■ YOUR OBJECTIVE
A complete, exact copy of the data is the required answer.

== SUPPLIED MATERIAL ==

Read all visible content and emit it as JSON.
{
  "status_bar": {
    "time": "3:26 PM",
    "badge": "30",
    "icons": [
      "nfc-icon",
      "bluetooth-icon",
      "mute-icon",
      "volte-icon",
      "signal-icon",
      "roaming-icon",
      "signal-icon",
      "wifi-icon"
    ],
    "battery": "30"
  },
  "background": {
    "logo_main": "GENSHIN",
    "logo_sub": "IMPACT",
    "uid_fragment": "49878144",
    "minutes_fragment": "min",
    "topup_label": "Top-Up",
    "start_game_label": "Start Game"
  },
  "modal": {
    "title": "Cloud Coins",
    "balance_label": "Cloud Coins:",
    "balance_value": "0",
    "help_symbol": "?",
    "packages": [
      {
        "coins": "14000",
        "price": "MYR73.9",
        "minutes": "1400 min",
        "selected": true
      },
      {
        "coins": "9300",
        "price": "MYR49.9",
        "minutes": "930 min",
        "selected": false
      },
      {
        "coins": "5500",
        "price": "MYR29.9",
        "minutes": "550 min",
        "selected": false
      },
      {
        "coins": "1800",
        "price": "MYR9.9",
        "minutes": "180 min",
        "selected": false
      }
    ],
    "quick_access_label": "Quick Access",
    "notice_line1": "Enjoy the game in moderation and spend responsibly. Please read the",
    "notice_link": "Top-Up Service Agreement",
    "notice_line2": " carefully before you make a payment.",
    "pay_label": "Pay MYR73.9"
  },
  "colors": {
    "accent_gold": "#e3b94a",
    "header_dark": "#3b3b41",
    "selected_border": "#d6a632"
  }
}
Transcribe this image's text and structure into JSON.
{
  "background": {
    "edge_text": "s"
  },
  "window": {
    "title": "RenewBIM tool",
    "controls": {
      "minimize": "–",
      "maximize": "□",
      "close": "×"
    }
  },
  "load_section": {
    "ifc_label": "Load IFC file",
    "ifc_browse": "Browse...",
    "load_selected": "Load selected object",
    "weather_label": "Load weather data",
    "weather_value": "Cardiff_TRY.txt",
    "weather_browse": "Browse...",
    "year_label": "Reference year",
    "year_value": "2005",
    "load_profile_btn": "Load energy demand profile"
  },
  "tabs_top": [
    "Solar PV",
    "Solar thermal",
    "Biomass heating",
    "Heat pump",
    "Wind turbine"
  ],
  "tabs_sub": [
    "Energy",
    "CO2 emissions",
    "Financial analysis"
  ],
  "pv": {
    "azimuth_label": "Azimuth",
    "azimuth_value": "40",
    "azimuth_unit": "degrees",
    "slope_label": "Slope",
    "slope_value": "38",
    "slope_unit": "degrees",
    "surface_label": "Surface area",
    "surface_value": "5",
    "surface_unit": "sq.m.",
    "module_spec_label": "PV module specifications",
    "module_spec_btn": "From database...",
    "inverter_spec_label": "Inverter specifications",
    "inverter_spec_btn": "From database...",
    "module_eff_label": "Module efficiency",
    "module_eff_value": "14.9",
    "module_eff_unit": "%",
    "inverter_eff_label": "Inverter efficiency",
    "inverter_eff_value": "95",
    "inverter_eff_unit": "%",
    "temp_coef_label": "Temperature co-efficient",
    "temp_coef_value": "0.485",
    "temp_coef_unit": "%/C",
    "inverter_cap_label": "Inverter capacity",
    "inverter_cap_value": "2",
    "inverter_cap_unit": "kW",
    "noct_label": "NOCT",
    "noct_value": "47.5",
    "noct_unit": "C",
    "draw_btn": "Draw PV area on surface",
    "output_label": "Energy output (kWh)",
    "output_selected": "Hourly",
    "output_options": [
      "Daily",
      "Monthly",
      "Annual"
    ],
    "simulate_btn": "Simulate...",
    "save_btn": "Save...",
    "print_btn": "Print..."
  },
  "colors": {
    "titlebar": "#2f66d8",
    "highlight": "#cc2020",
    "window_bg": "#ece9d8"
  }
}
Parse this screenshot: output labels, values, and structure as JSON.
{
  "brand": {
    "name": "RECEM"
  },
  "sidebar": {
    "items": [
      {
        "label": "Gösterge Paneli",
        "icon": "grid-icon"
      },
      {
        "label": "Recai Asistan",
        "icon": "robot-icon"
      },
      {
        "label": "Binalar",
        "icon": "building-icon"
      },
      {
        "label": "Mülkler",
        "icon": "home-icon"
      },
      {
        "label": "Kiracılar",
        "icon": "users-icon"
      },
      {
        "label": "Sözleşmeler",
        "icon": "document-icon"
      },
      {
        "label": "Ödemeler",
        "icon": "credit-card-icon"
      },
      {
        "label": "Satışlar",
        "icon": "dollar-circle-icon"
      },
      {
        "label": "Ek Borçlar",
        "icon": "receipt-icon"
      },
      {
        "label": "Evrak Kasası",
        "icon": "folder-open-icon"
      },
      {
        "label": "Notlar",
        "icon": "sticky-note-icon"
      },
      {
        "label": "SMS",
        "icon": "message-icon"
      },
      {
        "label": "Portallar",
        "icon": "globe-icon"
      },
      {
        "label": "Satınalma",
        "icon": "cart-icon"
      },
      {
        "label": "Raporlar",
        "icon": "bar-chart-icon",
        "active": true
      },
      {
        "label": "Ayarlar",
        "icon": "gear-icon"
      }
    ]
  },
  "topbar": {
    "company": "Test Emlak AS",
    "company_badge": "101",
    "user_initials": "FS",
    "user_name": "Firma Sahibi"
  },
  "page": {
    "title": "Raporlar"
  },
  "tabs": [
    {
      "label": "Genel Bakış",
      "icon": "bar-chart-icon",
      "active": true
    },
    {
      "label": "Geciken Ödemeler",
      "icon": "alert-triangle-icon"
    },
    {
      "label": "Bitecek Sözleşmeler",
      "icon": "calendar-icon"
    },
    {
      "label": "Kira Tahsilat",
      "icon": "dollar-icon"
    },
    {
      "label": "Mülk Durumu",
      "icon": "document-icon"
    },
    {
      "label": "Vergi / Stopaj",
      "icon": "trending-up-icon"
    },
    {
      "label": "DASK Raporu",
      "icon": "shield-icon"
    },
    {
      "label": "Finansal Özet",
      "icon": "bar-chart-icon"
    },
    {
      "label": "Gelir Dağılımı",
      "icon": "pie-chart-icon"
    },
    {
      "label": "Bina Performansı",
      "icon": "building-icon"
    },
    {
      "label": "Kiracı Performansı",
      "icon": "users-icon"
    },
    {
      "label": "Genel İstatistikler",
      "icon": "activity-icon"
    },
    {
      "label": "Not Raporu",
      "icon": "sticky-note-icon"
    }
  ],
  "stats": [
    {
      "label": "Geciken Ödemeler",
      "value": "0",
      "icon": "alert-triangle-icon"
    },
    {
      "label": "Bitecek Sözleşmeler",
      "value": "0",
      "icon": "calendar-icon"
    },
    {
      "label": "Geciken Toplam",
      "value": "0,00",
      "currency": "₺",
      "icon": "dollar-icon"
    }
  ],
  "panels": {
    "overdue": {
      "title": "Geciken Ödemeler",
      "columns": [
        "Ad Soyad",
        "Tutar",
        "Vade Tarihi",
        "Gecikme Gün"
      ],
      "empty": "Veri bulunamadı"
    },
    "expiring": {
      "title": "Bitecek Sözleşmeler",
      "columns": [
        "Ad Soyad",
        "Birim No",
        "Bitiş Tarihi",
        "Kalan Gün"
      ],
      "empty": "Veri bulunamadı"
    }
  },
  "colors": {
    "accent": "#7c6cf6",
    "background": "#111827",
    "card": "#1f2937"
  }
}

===

■ RESPONSE BELOW
Read all visible content and emit it as JSON.
{
  "status_bar": {
    "time": "3:26 PM",
    "badge": "30",
    "icons": [
      "nfc-icon",
      "bluetooth-icon",
      "mute-icon",
      "volte-icon",
      "signal-icon",
      "roaming-icon",
      "signal-icon",
      "wifi-icon"
    ],
    "battery": "30"
  },
  "background": {
    "logo_main": "GENSHIN",
    "logo_sub": "IMPACT",
    "uid_fragment": "49878144",
    "minutes_fragment": "min",
    "topup_label": "Top-Up",
    "start_game_label": "Start Game"
  },
  "modal": {
    "title": "Cloud Coins",
    "balance_label": "Cloud Coins:",
    "balance_value": "0",
    "help_symbol": "?",
    "packages": [
      {
        "coins": "14000",
        "price": "MYR73.9",
        "minutes": "1400 min",
        "selected": true
      },
      {
        "coins": "9300",
        "price": "MYR49.9",
        "minutes": "930 min",
        "selected": false
      },
      {
        "coins": "5500",
        "price": "MYR29.9",
        "minutes": "550 min",
        "selected": false
      },
      {
        "coins": "1800",
        "price": "MYR9.9",
        "minutes": "180 min",
        "selected": false
      }
    ],
    "quick_access_label": "Quick Access",
    "notice_line1": "Enjoy the game in moderation and spend responsibly. Please read the",
    "notice_link": "Top-Up Service Agreement",
    "notice_line2": " carefully before you make a payment.",
    "pay_label": "Pay MYR73.9"
  },
  "colors": {
    "accent_gold": "#e3b94a",
    "header_dark": "#3b3b41",
    "selected_border": "#d6a632"
  }
}
Transcribe this image's text and structure into JSON.
{
  "background": {
    "edge_text": "s"
  },
  "window": {
    "title": "RenewBIM tool",
    "controls": {
      "minimize": "–",
      "maximize": "□",
      "close": "×"
    }
  },
  "load_section": {
    "ifc_label": "Load IFC file",
    "ifc_browse": "Browse...",
    "load_selected": "Load selected object",
    "weather_label": "Load weather data",
    "weather_value": "Cardiff_TRY.txt",
    "weather_browse": "Browse...",
    "year_label": "Reference year",
    "year_value": "2005",
    "load_profile_btn": "Load energy demand profile"
  },
  "tabs_top": [
    "Solar PV",
    "Solar thermal",
    "Biomass heating",
    "Heat pump",
    "Wind turbine"
  ],
  "tabs_sub": [
    "Energy",
    "CO2 emissions",
    "Financial analysis"
  ],
  "pv": {
    "azimuth_label": "Azimuth",
    "azimuth_value": "40",
    "azimuth_unit": "degrees",
    "slope_label": "Slope",
    "slope_value": "38",
    "slope_unit": "degrees",
    "surface_label": "Surface area",
    "surface_value": "5",
    "surface_unit": "sq.m.",
    "module_spec_label": "PV module specifications",
    "module_spec_btn": "From database...",
    "inverter_spec_label": "Inverter specifications",
    "inverter_spec_btn": "From database...",
    "module_eff_label": "Module efficiency",
    "module_eff_value": "14.9",
    "module_eff_unit": "%",
    "inverter_eff_label": "Inverter efficiency",
    "inverter_eff_value": "95",
    "inverter_eff_unit": "%",
    "temp_coef_label": "Temperature co-efficient",
    "temp_coef_value": "0.485",
    "temp_coef_unit": "%/C",
    "inverter_cap_label": "Inverter capacity",
    "inverter_cap_value": "2",
    "inverter_cap_unit": "kW",
    "noct_label": "NOCT",
    "noct_value": "47.5",
    "noct_unit": "C",
    "draw_btn": "Draw PV area on surface",
    "output_label": "Energy output (kWh)",
    "output_selected": "Hourly",
    "output_options": [
      "Daily",
      "Monthly",
      "Annual"
    ],
    "simulate_btn": "Simulate...",
    "save_btn": "Save...",
    "print_btn": "Print..."
  },
  "colors": {
    "titlebar": "#2f66d8",
    "highlight": "#cc2020",
    "window_bg": "#ece9d8"
  }
}
Parse this screenshot: output labels, values, and structure as JSON.
{
  "brand": {
    "name": "RECEM"
  },
  "sidebar": {
    "items": [
      {
        "label": "Gösterge Paneli",
        "icon": "grid-icon"
      },
      {
        "label": "Recai Asistan",
        "icon": "robot-icon"
      },
      {
        "label": "Binalar",
        "icon": "building-icon"
      },
      {
        "label": "Mülkler",
        "icon": "home-icon"
      },
      {
        "label": "Kiracılar",
        "icon": "users-icon"
      },
      {
        "label": "Sözleşmeler",
        "icon": "document-icon"
      },
      {
        "label": "Ödemeler",
        "icon": "credit-card-icon"
      },
      {
        "label": "Satışlar",
        "icon": "dollar-circle-icon"
      },
      {
        "label": "Ek Borçlar",
        "icon": "receipt-icon"
      },
      {
        "label": "Evrak Kasası",
        "icon": "folder-open-icon"
      },
      {
        "label": "Notlar",
        "icon": "sticky-note-icon"
      },
      {
        "label": "SMS",
        "icon": "message-icon"
      },
      {
        "label": "Portallar",
        "icon": "globe-icon"
      },
      {
        "label": "Satınalma",
        "icon": "cart-icon"
      },
      {
        "label": "Raporlar",
        "icon": "bar-chart-icon",
        "active": true
      },
      {
        "label": "Ayarlar",
        "icon": "gear-icon"
      }
    ]
  },
  "topbar": {
    "company": "Test Emlak AS",
    "company_badge": "101",
    "user_initials": "FS",
    "user_name": "Firma Sahibi"
  },
  "page": {
    "title": "Raporlar"
  },
  "tabs": [
    {
      "label": "Genel Bakış",
      "icon": "bar-chart-icon",
      "active": true
    },
    {
      "label": "Geciken Ödemeler",
      "icon": "alert-triangle-icon"
    },
    {
      "label": "Bitecek Sözleşmeler",
      "icon": "calendar-icon"
    },
    {
      "label": "Kira Tahsilat",
      "icon": "dollar-icon"
    },
    {
      "label": "Mülk Durumu",
      "icon": "document-icon"
    },
    {
      "label": "Vergi / Stopaj",
      "icon": "trending-up-icon"
    },
    {
      "label": "DASK Raporu",
      "icon": "shield-icon"
    },
    {
      "label": "Finansal Özet",
      "icon": "bar-chart-icon"
    },
    {
      "label": "Gelir Dağılımı",
      "icon": "pie-chart-icon"
    },
    {
      "label": "Bina Performansı",
      "icon": "building-icon"
    },
    {
      "label": "Kiracı Performansı",
      "icon": "users-icon"
    },
    {
      "label": "Genel İstatistikler",
      "icon": "activity-icon"
    },
    {
      "label": "Not Raporu",
      "icon": "sticky-note-icon"
    }
  ],
  "stats": [
    {
      "label": "Geciken Ödemeler",
      "value": "0",
      "icon": "alert-triangle-icon"
    },
    {
      "label": "Bitecek Sözleşmeler",
      "value": "0",
      "icon": "calendar-icon"
    },
    {
      "label": "Geciken Toplam",
      "value": "0,00",
      "currency": "₺",
      "icon": "dollar-icon"
    }
  ],
  "panels": {
    "overdue": {
      "title": "Geciken Ödemeler",
      "columns": [
        "Ad Soyad",
        "Tutar",
        "Vade Tarihi",
        "Gecikme Gün"
      ],
      "empty": "Veri bulunamadı"
    },
    "expiring": {
      "title": "Bitecek Sözleşmeler",
      "columns": [
        "Ad Soyad",
        "Birim No",
        "Bitiş Tarihi",
        "Kalan Gün"
      ],
      "empty": "Veri bulunamadı"
    }
  },
  "colors": {
    "accent": "#7c6cf6",
    "background": "#111827",
    "card": "#1f2937"
  }
}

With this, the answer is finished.